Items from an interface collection
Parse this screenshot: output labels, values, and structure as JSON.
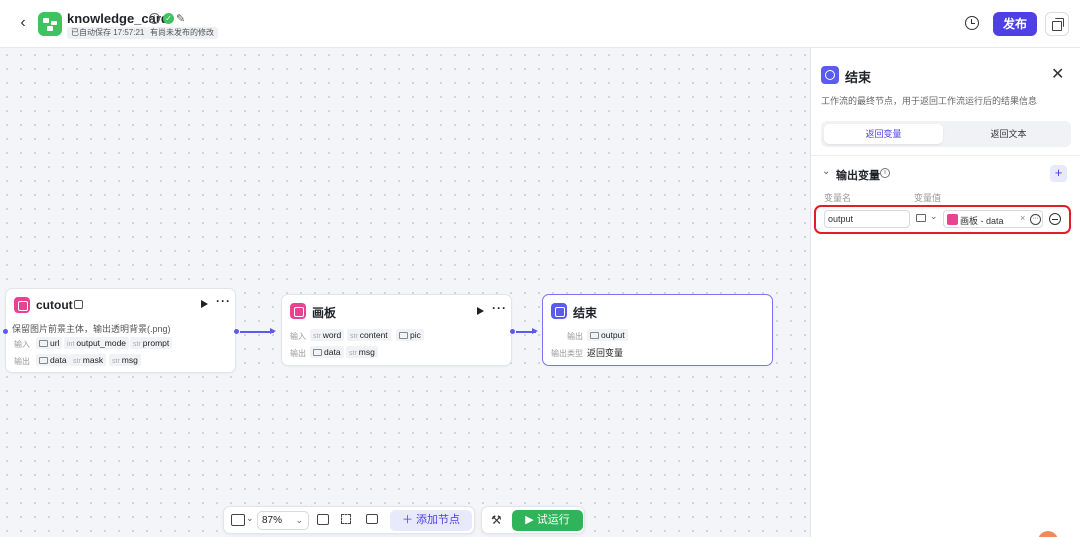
{
  "header": {
    "back_icon": "chevron-left-icon",
    "app_icon": "workflow-icon",
    "app_name": "knowledge_card",
    "autosave_tag": "已自动保存 17:57:21",
    "unpublished_tag": "有尚未发布的修改",
    "publish_label": "发布",
    "history_icon": "history-icon",
    "copy_icon": "copy-icon",
    "accent": "#4e40e5"
  },
  "nodes": {
    "cutout": {
      "title": "cutout",
      "desc": "保留图片前景主体，输出透明背景(.png)",
      "input_label": "输入",
      "output_label": "输出",
      "inputs": [
        {
          "type": "",
          "name": "url"
        },
        {
          "type": "int",
          "name": "output_mode"
        },
        {
          "type": "str",
          "name": "prompt"
        }
      ],
      "outputs": [
        {
          "type": "",
          "name": "data"
        },
        {
          "type": "str",
          "name": "mask"
        },
        {
          "type": "str",
          "name": "msg"
        }
      ]
    },
    "canvas_board": {
      "title": "画板",
      "input_label": "输入",
      "output_label": "输出",
      "inputs": [
        {
          "type": "str",
          "name": "word"
        },
        {
          "type": "str",
          "name": "content"
        },
        {
          "type": "",
          "name": "pic"
        }
      ],
      "outputs": [
        {
          "type": "",
          "name": "data"
        },
        {
          "type": "str",
          "name": "msg"
        }
      ]
    },
    "end": {
      "title": "结束",
      "output_label": "输出",
      "output_var": "output",
      "output_type_label": "输出类型",
      "output_type_value": "返回变量"
    }
  },
  "toolbar": {
    "zoom": "87%",
    "add_node_label": "添加节点",
    "trial_run_label": "试运行"
  },
  "panel": {
    "title": "结束",
    "desc": "工作流的最终节点，用于返回工作流运行后的结果信息",
    "tabs": [
      "返回变量",
      "返回文本"
    ],
    "active_tab": 0,
    "section_title": "输出变量",
    "col_name": "变量名",
    "col_value": "变量值",
    "variable": {
      "name": "output",
      "value": "画板 - data"
    }
  }
}
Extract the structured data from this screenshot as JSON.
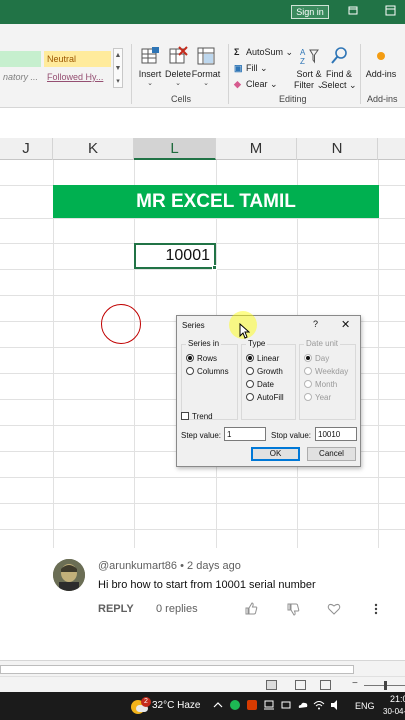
{
  "titlebar": {
    "signin_label": "Sign in"
  },
  "ribbon": {
    "styles": {
      "good": "",
      "neutral": "Neutral",
      "explanatory": "natory ...",
      "hyperlink": "Followed Hy..."
    },
    "cells": {
      "insert": "Insert",
      "delete": "Delete",
      "format": "Format",
      "group_label": "Cells"
    },
    "editing": {
      "autosum": "AutoSum",
      "fill": "Fill",
      "clear": "Clear",
      "sort_filter_1": "Sort &",
      "sort_filter_2": "Filter",
      "find_select_1": "Find &",
      "find_select_2": "Select",
      "group_label": "Editing"
    },
    "addins": {
      "label": "Add-ins",
      "group_label": "Add-ins"
    }
  },
  "columns": [
    "J",
    "K",
    "L",
    "M",
    "N"
  ],
  "selected_column": "L",
  "sheet": {
    "banner_text": "MR EXCEL TAMIL",
    "active_cell_value": "10001"
  },
  "dialog": {
    "title": "Series",
    "help": "?",
    "close": "✕",
    "series_in": {
      "legend": "Series in",
      "rows": "Rows",
      "columns": "Columns",
      "selected": "rows"
    },
    "type": {
      "legend": "Type",
      "linear": "Linear",
      "growth": "Growth",
      "date": "Date",
      "autofill": "AutoFill",
      "selected": "linear"
    },
    "date_unit": {
      "legend": "Date unit",
      "day": "Day",
      "weekday": "Weekday",
      "month": "Month",
      "year": "Year"
    },
    "trend_label": "Trend",
    "step_label": "Step value:",
    "step_value": "1",
    "stop_label": "Stop value:",
    "stop_value": "10010",
    "ok_label": "OK",
    "cancel_label": "Cancel"
  },
  "comment": {
    "username": "@arunkumart86",
    "separator": "•",
    "time": "2 days ago",
    "text": "Hi bro how to start from 10001 serial number",
    "reply_label": "REPLY",
    "replies_label": "0 replies"
  },
  "taskbar": {
    "weather_badge": "2",
    "weather_text": "32°C  Haze",
    "language": "ENG",
    "time": "21:0",
    "date": "30-04-"
  },
  "colors": {
    "excel_green": "#217346",
    "banner_green": "#00b050",
    "circle_red": "#c00000"
  },
  "icons": [
    "windows-grid-icon",
    "restore-icon",
    "insert-cells-icon",
    "delete-cells-icon",
    "format-cells-icon",
    "autosum-icon",
    "fill-icon",
    "clear-icon",
    "sort-filter-icon",
    "find-select-icon",
    "addins-icon",
    "like-icon",
    "dislike-icon",
    "heart-icon",
    "more-icon",
    "weather-icon",
    "chevron-up-icon",
    "wifi-icon",
    "speaker-icon"
  ]
}
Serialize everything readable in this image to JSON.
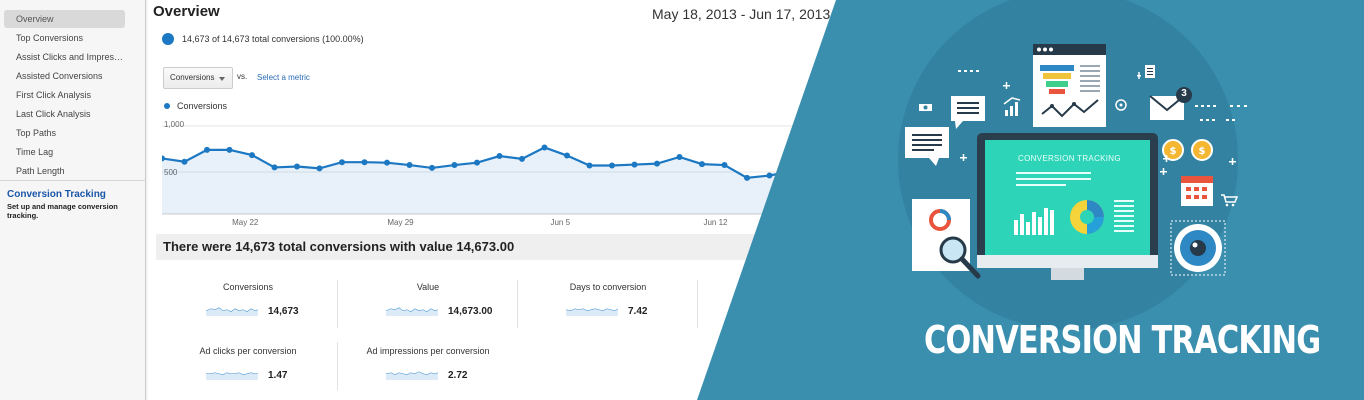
{
  "sidebar": {
    "items": [
      {
        "label": "Overview",
        "active": true
      },
      {
        "label": "Top Conversions"
      },
      {
        "label": "Assist Clicks and Impressions"
      },
      {
        "label": "Assisted Conversions"
      },
      {
        "label": "First Click Analysis"
      },
      {
        "label": "Last Click Analysis"
      },
      {
        "label": "Top Paths"
      },
      {
        "label": "Time Lag"
      },
      {
        "label": "Path Length"
      }
    ],
    "help_title": "Conversion Tracking",
    "help_desc": "Set up and manage conversion tracking."
  },
  "main": {
    "title": "Overview",
    "date_range": "May 18, 2013 - Jun 17, 2013",
    "summary": "14,673 of 14,673 total conversions (100.00%)",
    "metric_select": "Conversions",
    "vs_label": "vs.",
    "select_metric_link": "Select a metric",
    "headline": "There were 14,673 total conversions with value 14,673.00",
    "kpis": [
      {
        "label": "Conversions",
        "value": "14,673"
      },
      {
        "label": "Value",
        "value": "14,673.00"
      },
      {
        "label": "Days to conversion",
        "value": "7.42"
      },
      {
        "label": "Ad clicks per conversion",
        "value": "1.47"
      },
      {
        "label": "Ad impressions per conversion",
        "value": "2.72"
      }
    ]
  },
  "chart_data": {
    "type": "area",
    "series": [
      {
        "name": "Conversions",
        "values": [
          585,
          550,
          675,
          675,
          620,
          490,
          500,
          480,
          545,
          545,
          540,
          515,
          485,
          515,
          540,
          610,
          580,
          700,
          615,
          510,
          510,
          520,
          530,
          600,
          525,
          515,
          380,
          405,
          450
        ]
      }
    ],
    "x_tick_labels": [
      "May 22",
      "May 29",
      "Jun 5",
      "Jun 12"
    ],
    "y_tick_labels": [
      "1,000",
      "500"
    ],
    "ylim": [
      0,
      1000
    ],
    "color": "#1c78c3",
    "grid": true
  },
  "banner": {
    "title": "CONVERSION TRACKING",
    "screen_title": "CONVERSION TRACKING",
    "notification_count": "3",
    "background": "#3a8faf",
    "accent": "#2ed4b8"
  }
}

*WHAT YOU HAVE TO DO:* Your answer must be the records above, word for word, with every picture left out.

*EXERCISE ANSWER:*
Parse this screenshot: output labels, values, and structure as JSON.
{
  "header": {
    "back_icon": "chevron-left-icon",
    "app_icon": "workflow-icon",
    "app_name": "knowledge_card",
    "autosave_tag": "已自动保存 17:57:21",
    "unpublished_tag": "有尚未发布的修改",
    "publish_label": "发布",
    "history_icon": "history-icon",
    "copy_icon": "copy-icon",
    "accent": "#4e40e5"
  },
  "nodes": {
    "cutout": {
      "title": "cutout",
      "desc": "保留图片前景主体，输出透明背景(.png)",
      "input_label": "输入",
      "output_label": "输出",
      "inputs": [
        {
          "type": "",
          "name": "url"
        },
        {
          "type": "int",
          "name": "output_mode"
        },
        {
          "type": "str",
          "name": "prompt"
        }
      ],
      "outputs": [
        {
          "type": "",
          "name": "data"
        },
        {
          "type": "str",
          "name": "mask"
        },
        {
          "type": "str",
          "name": "msg"
        }
      ]
    },
    "canvas_board": {
      "title": "画板",
      "input_label": "输入",
      "output_label": "输出",
      "inputs": [
        {
          "type": "str",
          "name": "word"
        },
        {
          "type": "str",
          "name": "content"
        },
        {
          "type": "",
          "name": "pic"
        }
      ],
      "outputs": [
        {
          "type": "",
          "name": "data"
        },
        {
          "type": "str",
          "name": "msg"
        }
      ]
    },
    "end": {
      "title": "结束",
      "output_label": "输出",
      "output_var": "output",
      "output_type_label": "输出类型",
      "output_type_value": "返回变量"
    }
  },
  "toolbar": {
    "zoom": "87%",
    "add_node_label": "添加节点",
    "trial_run_label": "试运行"
  },
  "panel": {
    "title": "结束",
    "desc": "工作流的最终节点，用于返回工作流运行后的结果信息",
    "tabs": [
      "返回变量",
      "返回文本"
    ],
    "active_tab": 0,
    "section_title": "输出变量",
    "col_name": "变量名",
    "col_value": "变量值",
    "variable": {
      "name": "output",
      "value": "画板 - data"
    }
  }
}
Extract the structured data from this screenshot as JSON.
{
  "titlebar": {
    "signin_label": "Sign in"
  },
  "ribbon": {
    "styles": {
      "good": "",
      "neutral": "Neutral",
      "explanatory": "natory ...",
      "hyperlink": "Followed Hy..."
    },
    "cells": {
      "insert": "Insert",
      "delete": "Delete",
      "format": "Format",
      "group_label": "Cells"
    },
    "editing": {
      "autosum": "AutoSum",
      "fill": "Fill",
      "clear": "Clear",
      "sort_filter_1": "Sort &",
      "sort_filter_2": "Filter",
      "find_select_1": "Find &",
      "find_select_2": "Select",
      "group_label": "Editing"
    },
    "addins": {
      "label": "Add-ins",
      "group_label": "Add-ins"
    }
  },
  "columns": [
    "J",
    "K",
    "L",
    "M",
    "N"
  ],
  "selected_column": "L",
  "sheet": {
    "banner_text": "MR EXCEL TAMIL",
    "active_cell_value": "10001"
  },
  "dialog": {
    "title": "Series",
    "help": "?",
    "close": "✕",
    "series_in": {
      "legend": "Series in",
      "rows": "Rows",
      "columns": "Columns",
      "selected": "rows"
    },
    "type": {
      "legend": "Type",
      "linear": "Linear",
      "growth": "Growth",
      "date": "Date",
      "autofill": "AutoFill",
      "selected": "linear"
    },
    "date_unit": {
      "legend": "Date unit",
      "day": "Day",
      "weekday": "Weekday",
      "month": "Month",
      "year": "Year"
    },
    "trend_label": "Trend",
    "step_label": "Step value:",
    "step_value": "1",
    "stop_label": "Stop value:",
    "stop_value": "10010",
    "ok_label": "OK",
    "cancel_label": "Cancel"
  },
  "comment": {
    "username": "@arunkumart86",
    "separator": "•",
    "time": "2 days ago",
    "text": "Hi bro how to start from 10001 serial number",
    "reply_label": "REPLY",
    "replies_label": "0 replies"
  },
  "taskbar": {
    "weather_badge": "2",
    "weather_text": "32°C  Haze",
    "language": "ENG",
    "time": "21:0",
    "date": "30-04-"
  },
  "colors": {
    "excel_green": "#217346",
    "banner_green": "#00b050",
    "circle_red": "#c00000"
  },
  "icons": [
    "windows-grid-icon",
    "restore-icon",
    "insert-cells-icon",
    "delete-cells-icon",
    "format-cells-icon",
    "autosum-icon",
    "fill-icon",
    "clear-icon",
    "sort-filter-icon",
    "find-select-icon",
    "addins-icon",
    "like-icon",
    "dislike-icon",
    "heart-icon",
    "more-icon",
    "weather-icon",
    "chevron-up-icon",
    "wifi-icon",
    "speaker-icon"
  ]
}
Serialize everything readable in this image to JSON.
{
  "sidebar": {
    "items": [
      {
        "label": "Overview",
        "active": true
      },
      {
        "label": "Top Conversions"
      },
      {
        "label": "Assist Clicks and Impressions"
      },
      {
        "label": "Assisted Conversions"
      },
      {
        "label": "First Click Analysis"
      },
      {
        "label": "Last Click Analysis"
      },
      {
        "label": "Top Paths"
      },
      {
        "label": "Time Lag"
      },
      {
        "label": "Path Length"
      }
    ],
    "help_title": "Conversion Tracking",
    "help_desc": "Set up and manage conversion tracking."
  },
  "main": {
    "title": "Overview",
    "date_range": "May 18, 2013 - Jun 17, 2013",
    "summary": "14,673 of 14,673 total conversions (100.00%)",
    "metric_select": "Conversions",
    "vs_label": "vs.",
    "select_metric_link": "Select a metric",
    "headline": "There were 14,673 total conversions with value 14,673.00",
    "kpis": [
      {
        "label": "Conversions",
        "value": "14,673"
      },
      {
        "label": "Value",
        "value": "14,673.00"
      },
      {
        "label": "Days to conversion",
        "value": "7.42"
      },
      {
        "label": "Ad clicks per conversion",
        "value": "1.47"
      },
      {
        "label": "Ad impressions per conversion",
        "value": "2.72"
      }
    ]
  },
  "chart_data": {
    "type": "area",
    "series": [
      {
        "name": "Conversions",
        "values": [
          585,
          550,
          675,
          675,
          620,
          490,
          500,
          480,
          545,
          545,
          540,
          515,
          485,
          515,
          540,
          610,
          580,
          700,
          615,
          510,
          510,
          520,
          530,
          600,
          525,
          515,
          380,
          405,
          450
        ]
      }
    ],
    "x_tick_labels": [
      "May 22",
      "May 29",
      "Jun 5",
      "Jun 12"
    ],
    "y_tick_labels": [
      "1,000",
      "500"
    ],
    "ylim": [
      0,
      1000
    ],
    "color": "#1c78c3",
    "grid": true
  },
  "banner": {
    "title": "CONVERSION TRACKING",
    "screen_title": "CONVERSION TRACKING",
    "notification_count": "3",
    "background": "#3a8faf",
    "accent": "#2ed4b8"
  }
}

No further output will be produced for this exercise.